In a quest for sympathy about some unwelcome life experience, you impulsively spill your guts via a lengthy text message to a person you consider a friend. Shortly, the jumpy someone-is-typing dots tell you she’s carefully crafting her response, and you’re all aquiver with anticipation about the incredible support that will soon be coming your way. 

And sure enough, the response arrives — an adorable little thumbs-down icon that now sits at the top of your original text message. You know it’s intended to mean she hears what you’re saying and dislikes what you’re going through. How … sweet? 

But then you’re suddenly incredulous and aggrieved. “I just spent ten minutes and several hundred thumbstrokes pouring out my wounded soul,” you mentally mutter, “and all you can muster by way of compassion and understanding is a single, half-hearted emoji?”  

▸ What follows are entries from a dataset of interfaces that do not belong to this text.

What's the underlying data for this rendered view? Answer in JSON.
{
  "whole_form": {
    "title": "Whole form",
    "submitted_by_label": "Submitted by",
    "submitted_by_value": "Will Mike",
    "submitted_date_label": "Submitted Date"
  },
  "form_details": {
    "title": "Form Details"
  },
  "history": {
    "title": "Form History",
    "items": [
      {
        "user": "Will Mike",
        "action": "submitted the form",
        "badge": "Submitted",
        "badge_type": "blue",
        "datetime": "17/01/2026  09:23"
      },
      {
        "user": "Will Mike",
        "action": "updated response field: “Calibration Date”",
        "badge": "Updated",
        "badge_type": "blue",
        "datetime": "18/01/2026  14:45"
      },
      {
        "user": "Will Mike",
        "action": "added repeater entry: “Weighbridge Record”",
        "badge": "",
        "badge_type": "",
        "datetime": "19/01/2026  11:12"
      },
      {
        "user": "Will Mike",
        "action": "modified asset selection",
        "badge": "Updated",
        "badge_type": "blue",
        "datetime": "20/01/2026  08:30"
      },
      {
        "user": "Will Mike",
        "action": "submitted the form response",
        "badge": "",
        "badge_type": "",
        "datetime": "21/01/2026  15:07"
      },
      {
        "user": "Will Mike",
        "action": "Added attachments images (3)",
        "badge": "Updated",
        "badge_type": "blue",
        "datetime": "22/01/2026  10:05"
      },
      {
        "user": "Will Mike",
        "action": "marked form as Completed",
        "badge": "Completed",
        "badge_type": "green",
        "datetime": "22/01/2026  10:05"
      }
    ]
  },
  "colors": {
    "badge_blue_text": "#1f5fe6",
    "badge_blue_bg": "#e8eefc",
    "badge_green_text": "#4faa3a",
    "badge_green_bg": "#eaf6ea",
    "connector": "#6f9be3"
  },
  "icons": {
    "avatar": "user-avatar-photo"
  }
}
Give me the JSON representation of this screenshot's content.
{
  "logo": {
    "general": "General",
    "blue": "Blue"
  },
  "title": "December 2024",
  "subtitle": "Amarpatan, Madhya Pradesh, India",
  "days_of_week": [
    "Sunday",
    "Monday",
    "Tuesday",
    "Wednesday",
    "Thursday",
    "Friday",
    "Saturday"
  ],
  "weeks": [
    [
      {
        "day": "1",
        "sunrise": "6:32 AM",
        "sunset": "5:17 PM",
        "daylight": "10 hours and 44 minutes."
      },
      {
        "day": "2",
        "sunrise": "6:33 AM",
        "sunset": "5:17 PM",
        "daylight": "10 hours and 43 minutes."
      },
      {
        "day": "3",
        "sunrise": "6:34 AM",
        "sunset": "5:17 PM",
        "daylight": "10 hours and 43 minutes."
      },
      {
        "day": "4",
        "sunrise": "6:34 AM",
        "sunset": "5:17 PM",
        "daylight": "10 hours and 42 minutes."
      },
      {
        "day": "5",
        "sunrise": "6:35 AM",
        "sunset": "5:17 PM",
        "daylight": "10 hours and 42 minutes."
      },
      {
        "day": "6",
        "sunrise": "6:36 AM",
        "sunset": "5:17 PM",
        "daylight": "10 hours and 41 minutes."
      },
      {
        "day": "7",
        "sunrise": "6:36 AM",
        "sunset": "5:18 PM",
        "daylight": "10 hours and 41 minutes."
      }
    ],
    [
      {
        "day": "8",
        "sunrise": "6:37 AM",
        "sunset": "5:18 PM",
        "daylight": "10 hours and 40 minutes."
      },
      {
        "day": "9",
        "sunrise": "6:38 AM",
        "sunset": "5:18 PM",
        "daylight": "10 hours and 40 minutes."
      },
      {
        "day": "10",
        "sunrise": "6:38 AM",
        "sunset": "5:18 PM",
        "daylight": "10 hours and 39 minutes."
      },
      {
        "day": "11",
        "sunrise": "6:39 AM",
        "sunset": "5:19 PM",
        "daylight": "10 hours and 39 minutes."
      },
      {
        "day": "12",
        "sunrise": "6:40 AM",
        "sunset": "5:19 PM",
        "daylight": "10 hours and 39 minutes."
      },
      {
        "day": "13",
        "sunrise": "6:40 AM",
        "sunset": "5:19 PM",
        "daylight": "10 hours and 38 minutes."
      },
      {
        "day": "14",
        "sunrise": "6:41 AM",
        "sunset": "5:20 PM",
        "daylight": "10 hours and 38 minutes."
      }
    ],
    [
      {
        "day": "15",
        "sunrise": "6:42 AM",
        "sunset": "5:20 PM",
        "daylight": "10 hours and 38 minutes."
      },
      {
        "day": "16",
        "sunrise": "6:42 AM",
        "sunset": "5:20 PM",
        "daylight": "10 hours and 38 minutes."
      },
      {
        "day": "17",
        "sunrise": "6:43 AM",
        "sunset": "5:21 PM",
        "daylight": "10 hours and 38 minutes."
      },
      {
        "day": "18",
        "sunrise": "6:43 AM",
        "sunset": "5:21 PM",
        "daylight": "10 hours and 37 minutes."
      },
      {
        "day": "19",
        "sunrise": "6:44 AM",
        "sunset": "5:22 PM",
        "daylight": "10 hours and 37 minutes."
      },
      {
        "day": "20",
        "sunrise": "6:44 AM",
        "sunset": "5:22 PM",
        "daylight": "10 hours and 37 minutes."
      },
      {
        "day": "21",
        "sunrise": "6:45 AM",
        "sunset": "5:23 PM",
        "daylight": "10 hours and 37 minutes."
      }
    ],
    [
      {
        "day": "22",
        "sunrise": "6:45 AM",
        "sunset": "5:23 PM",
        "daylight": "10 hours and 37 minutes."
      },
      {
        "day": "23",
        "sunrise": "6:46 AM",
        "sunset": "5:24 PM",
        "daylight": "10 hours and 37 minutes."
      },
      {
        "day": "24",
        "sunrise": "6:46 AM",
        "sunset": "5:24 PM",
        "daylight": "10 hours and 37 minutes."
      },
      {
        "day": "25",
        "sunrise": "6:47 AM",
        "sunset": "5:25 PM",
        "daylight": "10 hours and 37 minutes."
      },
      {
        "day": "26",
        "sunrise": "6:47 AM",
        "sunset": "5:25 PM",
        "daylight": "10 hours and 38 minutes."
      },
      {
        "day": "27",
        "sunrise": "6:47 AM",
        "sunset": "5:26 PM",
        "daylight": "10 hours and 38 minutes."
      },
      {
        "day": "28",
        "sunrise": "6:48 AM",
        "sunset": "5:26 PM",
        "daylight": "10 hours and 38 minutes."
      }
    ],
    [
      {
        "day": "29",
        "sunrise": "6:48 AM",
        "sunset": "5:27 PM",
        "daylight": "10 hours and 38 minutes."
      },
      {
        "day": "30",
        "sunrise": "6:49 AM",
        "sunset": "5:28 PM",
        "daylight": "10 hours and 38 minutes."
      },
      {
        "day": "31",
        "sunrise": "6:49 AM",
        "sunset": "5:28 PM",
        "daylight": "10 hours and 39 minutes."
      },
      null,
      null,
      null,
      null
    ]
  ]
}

Besides being unbelievably annoying, the growing use of this lazy trend in text communications makes me weep for the future of real compassion and empathy. When we pour our hearts out, we hope for and expect a commensurate reply, not some sort of cookie-cutter, cartoon reaction.

What if doctors start taking this approach? We describe our symptoms for 20 minutes and they respond with a single “beats me” arms-lifted/shoulder shrug gesture and walk out of the room. Worse yet, they do prayer hands. 

Or what if we embrace this technique in interacting with residents? It might be tempting because we’re busy, and they can sometimes take forever trying to tell us what hurts, or why they’re upset today. Answering with a quick thumbs up or down, or by miming a happy, teary or mad face could save a ton of time and emotional energy. 

We would never do that, of course. And as evidence mounts that the course of human existence is being altered forever, and not in a good way, by our obsession with digital devices and social media, I’m grateful long-term care continues to offer a safe haven and antidote. 

Thankfully, this is a profession that’s rooted in the real, literal world, where good-hearted folks like you choose to make a difference in actual, flesh and blood lives. Difficult conversations happen face to face, not by text. Disagreements are worked out then and there, because there are people to serve. The most important communication that really matters is refreshingly analog. 

There’s no shortcut to actual caring. It requires a real investment of time and effort, and that’s something long-term care people will always have to offer. It’s in your DNA, and for that I say:

Things I Think is written by Gary Tetz, a national Silver Medalist and regional Gold and Silver Medal winner in the Association of Business Press Editors (ASBPE) awards program. He’s been amusing, inspiring, informing and sometimes befuddling long-term care readers worldwide since the end of a previous century. He is a multimedia consultant for Consonus Healthcare Services in Portland, OR.